gradient background.jpg

FAQs

Where can I go and open water swim?

As a rule, it is best to check the water quality and conditions before a swim and never go alone. You can join your local open water swimming group or find likeminded swimmers.

How to train for open water swimming in a pool?

People believe that open water swimming is harder than a pool because of water conditions, clarity and current. It certainly is more interesting swimming outdoors and from A to B than up and down a busy chlorinated lane so you may find if you are new to open water swimming that you can achieve longer distances easier than in a pool as you are more engaged with your surroundings. There are safety issues to consider when swimming in the open water, especially swimming in an area with no lifeguards and we would always strongly advise to not go swimming alone. Make sure someone knows where you are, do not enter water you are unfamiliar with and check locally for information about hidden currents or obstacles in the water. Wherever possible consider the use of a tow float too.

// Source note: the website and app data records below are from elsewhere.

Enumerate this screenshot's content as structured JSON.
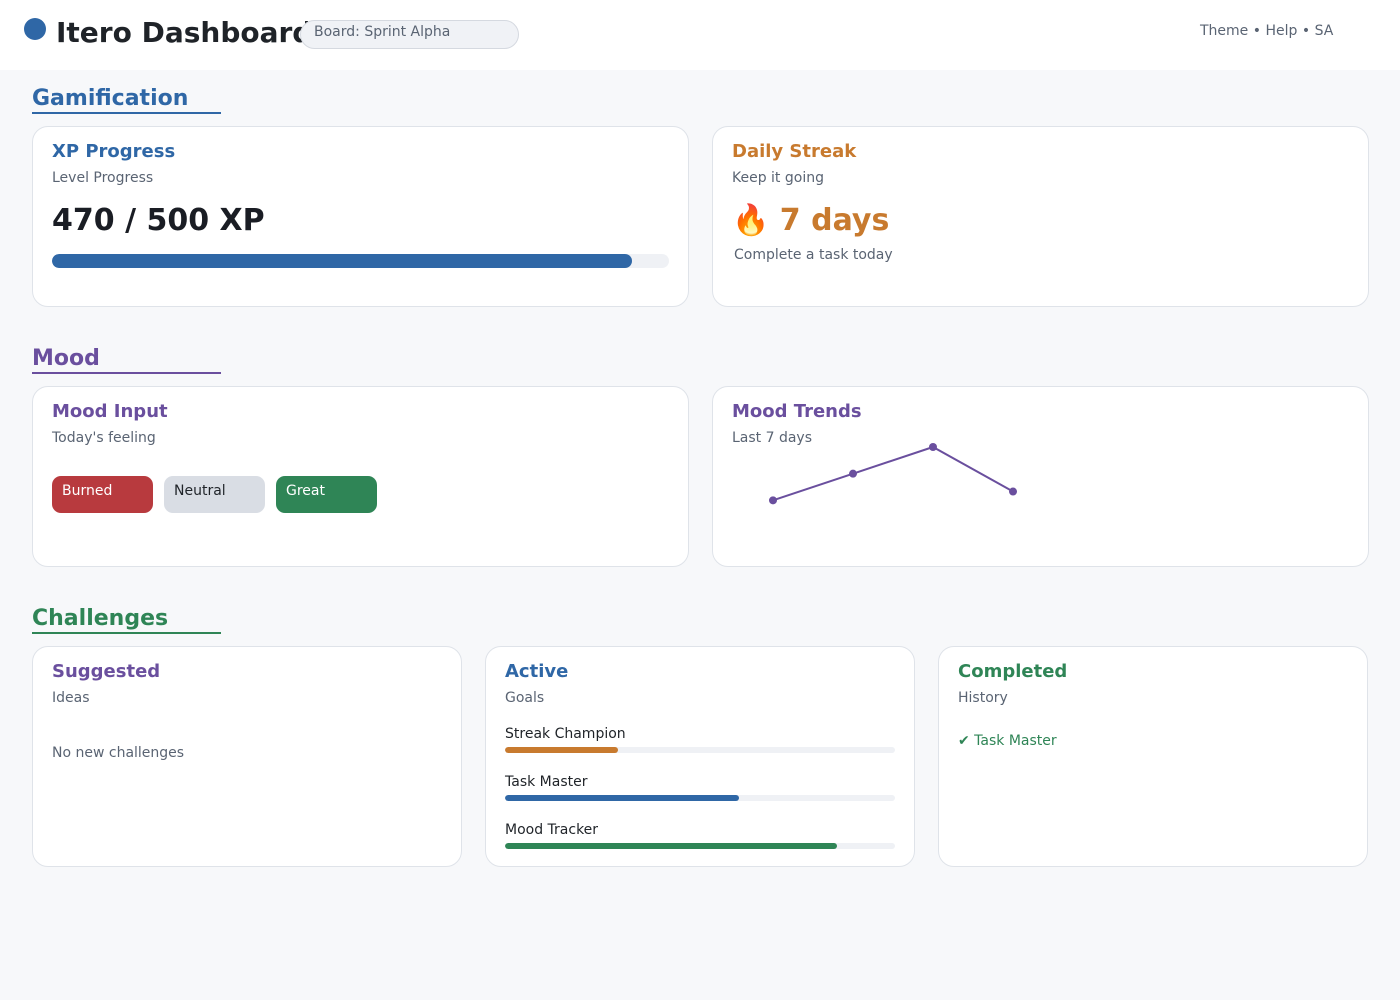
{
  "header": {
    "title": "Itero Dashboard",
    "board_select": "Board: Sprint Alpha",
    "links": [
      "Theme",
      "Help",
      "SA"
    ],
    "separator": "•"
  },
  "sections": {
    "gamification": "Gamification",
    "mood": "Mood",
    "challenges": "Challenges"
  },
  "xp": {
    "title": "XP Progress",
    "subtitle": "Level Progress",
    "value": "470 / 500 XP",
    "progress": 0.94
  },
  "streak": {
    "title": "Daily Streak",
    "subtitle": "Keep it going",
    "value": "🔥 7 days",
    "hint": "Complete a task today"
  },
  "mood_input": {
    "title": "Mood Input",
    "subtitle": "Today's feeling",
    "options": [
      "Burned",
      "Neutral",
      "Great"
    ]
  },
  "mood_trends": {
    "title": "Mood Trends",
    "subtitle": "Last 7 days",
    "chart_data": {
      "type": "line",
      "series": [
        {
          "values": [
            1,
            2,
            3,
            1.33
          ]
        }
      ],
      "ylim": [
        0,
        3
      ],
      "grid": false
    }
  },
  "challenges": {
    "suggested": {
      "title": "Suggested",
      "subtitle": "Ideas",
      "empty": "No new challenges"
    },
    "active": {
      "title": "Active",
      "subtitle": "Goals",
      "goals": [
        {
          "name": "Streak Champion",
          "progress": 0.29,
          "color": "#c87a2e"
        },
        {
          "name": "Task Master",
          "progress": 0.6,
          "color": "#2f67a6"
        },
        {
          "name": "Mood Tracker",
          "progress": 0.85,
          "color": "#2f8556"
        }
      ]
    },
    "completed": {
      "title": "Completed",
      "subtitle": "History",
      "items": [
        "✔ Task Master"
      ]
    }
  },
  "colors": {
    "blue": "#2f67a6",
    "orange": "#c87a2e",
    "purple": "#6a4f9e",
    "green": "#2f8556",
    "red": "#b83a3e"
  }
}
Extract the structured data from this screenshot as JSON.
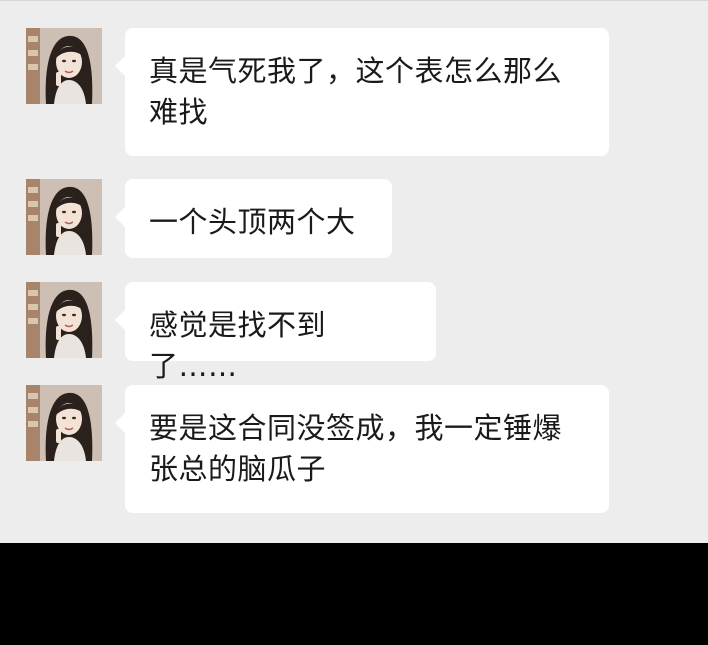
{
  "chat": {
    "messages": [
      {
        "text": "真是气死我了，这个表怎么那么难找",
        "sender_avatar": "avatar-woman-long-hair"
      },
      {
        "text": "一个头顶两个大",
        "sender_avatar": "avatar-woman-long-hair"
      },
      {
        "text": "感觉是找不到了……",
        "sender_avatar": "avatar-woman-long-hair"
      },
      {
        "text": "要是这合同没签成，我一定锤爆张总的脑瓜子",
        "sender_avatar": "avatar-woman-long-hair"
      }
    ]
  },
  "colors": {
    "chat_background": "#ededed",
    "bubble_background": "#ffffff",
    "text": "#1a1a1a",
    "bottom_bar": "#000000"
  }
}
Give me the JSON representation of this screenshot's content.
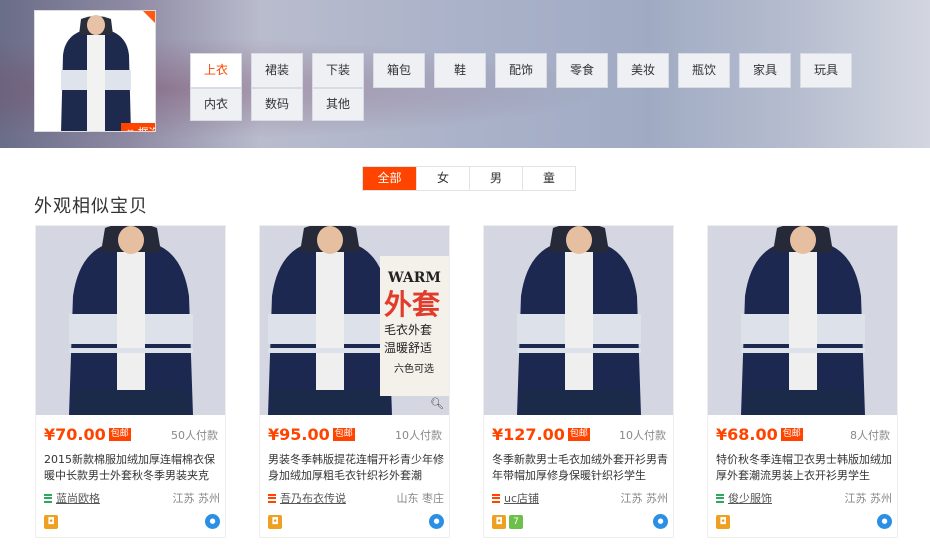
{
  "query_image": {
    "select_subject_label": "框选主体",
    "crop_icon": "crop-icon"
  },
  "categories_row1": [
    "上衣",
    "裙装",
    "下装",
    "箱包",
    "鞋",
    "配饰",
    "零食",
    "美妆",
    "瓶饮",
    "家具",
    "玩具"
  ],
  "categories_row2": [
    "内衣",
    "数码",
    "其他"
  ],
  "active_category": "上衣",
  "filter_tabs": [
    "全部",
    "女",
    "男",
    "童"
  ],
  "active_filter": "全部",
  "section_title": "外观相似宝贝",
  "products": [
    {
      "price": "¥70.00",
      "mail_tag": "包邮",
      "sold": "50人付款",
      "title": "2015新款棉服加绒加厚连帽棉衣保暖中长款男士外套秋冬季男装夹克",
      "shop": "蓝尚欧格",
      "shop_icon_color": "#2bab5a",
      "location": "江苏 苏州",
      "badges": [
        {
          "icon": "shield-icon",
          "color": "#f0a020",
          "glyph": "◘"
        }
      ],
      "has_zoom": false
    },
    {
      "price": "¥95.00",
      "mail_tag": "包邮",
      "sold": "10人付款",
      "title": "男装冬季韩版提花连帽开衫青少年修身加绒加厚粗毛衣针织衫外套潮",
      "shop": "吾乃布衣传说",
      "shop_icon_color": "#ff4400",
      "location": "山东 枣庄",
      "badges": [
        {
          "icon": "shield-icon",
          "color": "#f0a020",
          "glyph": "◘"
        }
      ],
      "has_zoom": true,
      "banner": {
        "line1": "WARM",
        "line2": "外套",
        "line3": "毛衣外套",
        "line4": "温暖舒适",
        "line5": "六色可选"
      }
    },
    {
      "price": "¥127.00",
      "mail_tag": "包邮",
      "sold": "10人付款",
      "title": "冬季新款男士毛衣加绒外套开衫男青年带帽加厚修身保暖针织衫学生",
      "shop": "uc店铺",
      "shop_icon_color": "#ff4400",
      "location": "江苏 苏州",
      "badges": [
        {
          "icon": "shield-icon",
          "color": "#f0a020",
          "glyph": "◘"
        },
        {
          "icon": "seven-day-icon",
          "color": "#6cc04a",
          "glyph": "7"
        }
      ],
      "has_zoom": false
    },
    {
      "price": "¥68.00",
      "mail_tag": "包邮",
      "sold": "8人付款",
      "title": "特价秋冬季连帽卫衣男士韩版加绒加厚外套潮流男装上衣开衫男学生",
      "shop": "俊少服饰",
      "shop_icon_color": "#2bab5a",
      "location": "江苏 苏州",
      "badges": [
        {
          "icon": "shield-icon",
          "color": "#f0a020",
          "glyph": "◘"
        }
      ],
      "has_zoom": false
    }
  ],
  "colors": {
    "accent": "#ff4400",
    "wangwang": "#2a8fe5"
  }
}
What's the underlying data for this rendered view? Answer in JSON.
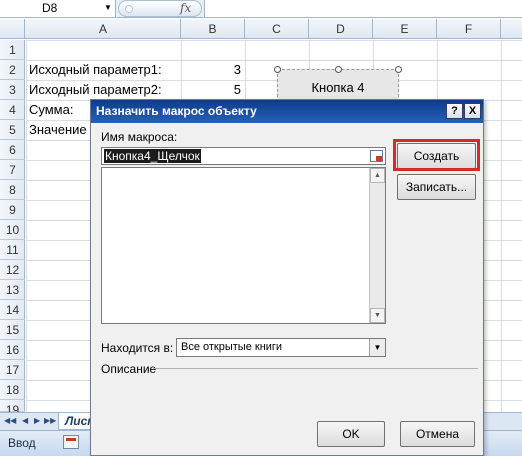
{
  "formula_bar": {
    "name_box": "D8",
    "fx": "fx"
  },
  "columns": [
    "A",
    "B",
    "C",
    "D",
    "E",
    "F"
  ],
  "rows": [
    "1",
    "2",
    "3",
    "4",
    "5",
    "6",
    "7",
    "8",
    "9",
    "10",
    "11",
    "12",
    "13",
    "14",
    "15",
    "16",
    "17",
    "18",
    "19"
  ],
  "cells": {
    "a2": "Исходный параметр1:",
    "a3": "Исходный параметр2:",
    "a4": "Сумма:",
    "a5": "Значение",
    "b2": "3",
    "b3": "5"
  },
  "shape_button": {
    "label": "Кнопка 4"
  },
  "sheet_tab": {
    "label": "Лист"
  },
  "status_bar": {
    "mode": "Ввод"
  },
  "dialog": {
    "title": "Назначить макрос объекту",
    "help_label": "?",
    "close_label": "X",
    "macro_name_label": "Имя макроса:",
    "macro_name_value": "Кнопка4_Щелчок",
    "location_label": "Находится в:",
    "location_value": "Все открытые книги",
    "description_label": "Описание",
    "buttons": {
      "create": "Создать",
      "record": "Записать...",
      "ok": "OK",
      "cancel": "Отмена"
    }
  },
  "colors": {
    "titlebar": "#1a4fa0",
    "highlight": "#d42a2a"
  }
}
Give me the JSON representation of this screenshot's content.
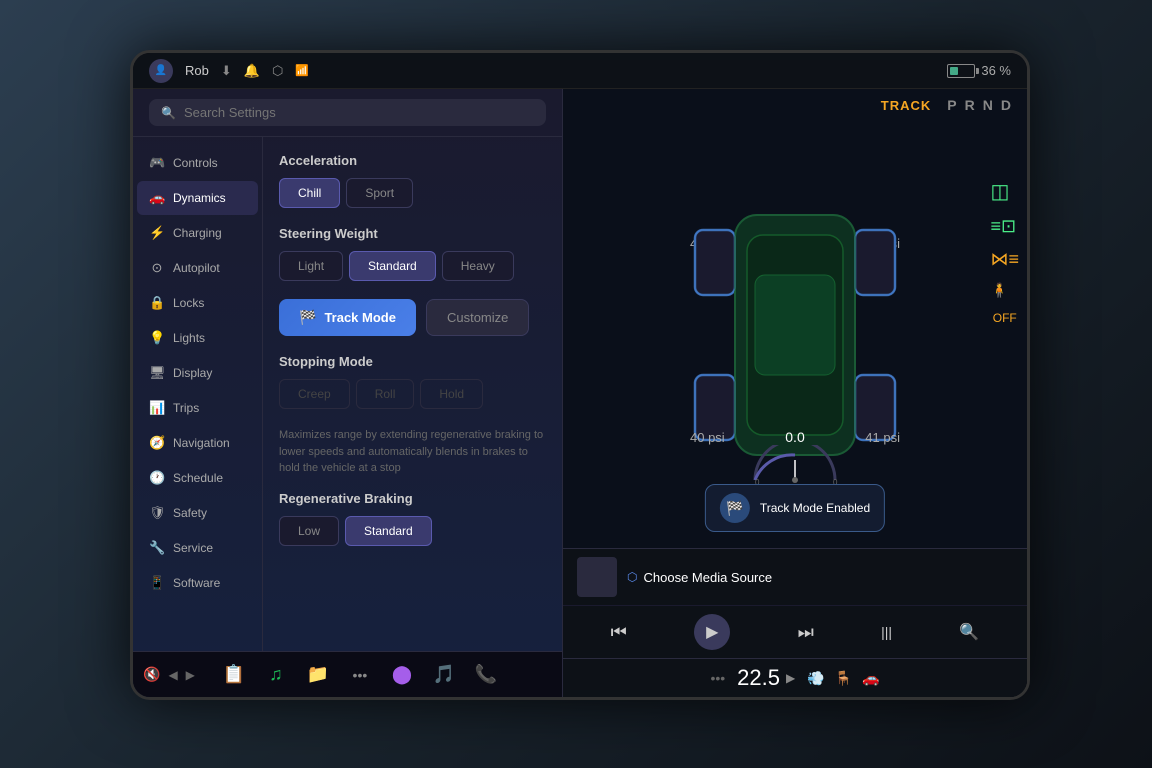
{
  "screen": {
    "status_bar": {
      "username": "Rob",
      "battery_percent": "36 %",
      "gear": {
        "track": "TRACK",
        "p": "P",
        "r": "R",
        "n": "N",
        "d": "D"
      }
    },
    "search": {
      "placeholder": "Search Settings"
    },
    "sidebar": {
      "items": [
        {
          "id": "controls",
          "label": "Controls",
          "icon": "🎮"
        },
        {
          "id": "dynamics",
          "label": "Dynamics",
          "icon": "🚗",
          "active": true
        },
        {
          "id": "charging",
          "label": "Charging",
          "icon": "⚡"
        },
        {
          "id": "autopilot",
          "label": "Autopilot",
          "icon": "⊙"
        },
        {
          "id": "locks",
          "label": "Locks",
          "icon": "🔒"
        },
        {
          "id": "lights",
          "label": "Lights",
          "icon": "💡"
        },
        {
          "id": "display",
          "label": "Display",
          "icon": "🖥"
        },
        {
          "id": "trips",
          "label": "Trips",
          "icon": "📊"
        },
        {
          "id": "navigation",
          "label": "Navigation",
          "icon": "🧭"
        },
        {
          "id": "schedule",
          "label": "Schedule",
          "icon": "🕐"
        },
        {
          "id": "safety",
          "label": "Safety",
          "icon": "🛡"
        },
        {
          "id": "service",
          "label": "Service",
          "icon": "🔧"
        },
        {
          "id": "software",
          "label": "Software",
          "icon": "📱"
        }
      ]
    },
    "dynamics": {
      "acceleration": {
        "title": "Acceleration",
        "options": [
          "Chill",
          "Sport"
        ],
        "active": "Chill"
      },
      "steering_weight": {
        "title": "Steering Weight",
        "options": [
          "Light",
          "Standard",
          "Heavy"
        ],
        "active": "Standard"
      },
      "track_mode_label": "Track Mode",
      "customize_label": "Customize",
      "stopping_mode": {
        "title": "Stopping Mode",
        "options": [
          "Creep",
          "Roll",
          "Hold"
        ],
        "active": "Hold"
      },
      "stopping_info": "Maximizes range by extending regenerative braking to lower speeds and automatically blends in brakes to hold the vehicle at a stop",
      "regen_braking": {
        "title": "Regenerative Braking",
        "options": [
          "Low",
          "Standard"
        ],
        "active": "Standard"
      }
    },
    "vehicle": {
      "tires": {
        "fl": "40 psi",
        "fr": "40 psi",
        "rl": "40 psi",
        "rr": "41 psi"
      },
      "speed": "0.0",
      "track_notification": "Track Mode Enabled"
    },
    "media": {
      "source": "Choose Media Source",
      "bluetooth_icon": "⬡"
    },
    "climate": {
      "temperature": "22.5"
    },
    "taskbar": {
      "apps": [
        "📋",
        "🎵",
        "📁",
        "•••",
        "🔮",
        "🎵",
        "📞"
      ]
    }
  }
}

How do you start open water swimming?

Pick a spot that is well known for open water swimming and check the conditions. First time open water swimmers should enter the water carefully to make sure your body adjusts to the cooler temperature. Once you’ve entered you will quickly learn how to relax in open water swimming. You may wish to wear a wetsuit or swim boots to increase comfort levels in cooler temps and to protect your feet on stony and rocky terrain.

What is best to wear for open water swimming?

Many open water swimmers will always swim ‘skins’ in the open water.  - This means in a light swim costume such as you would wear in a pool. If you want to be able to stay in cooler water longer or feel more comfortable with some protection, then a wetsuit is a good choice. Swim shoes can protect you from rocky terrain under and above water - or like us at Swim Smart help you get down to the sea at the rocky Archirondel!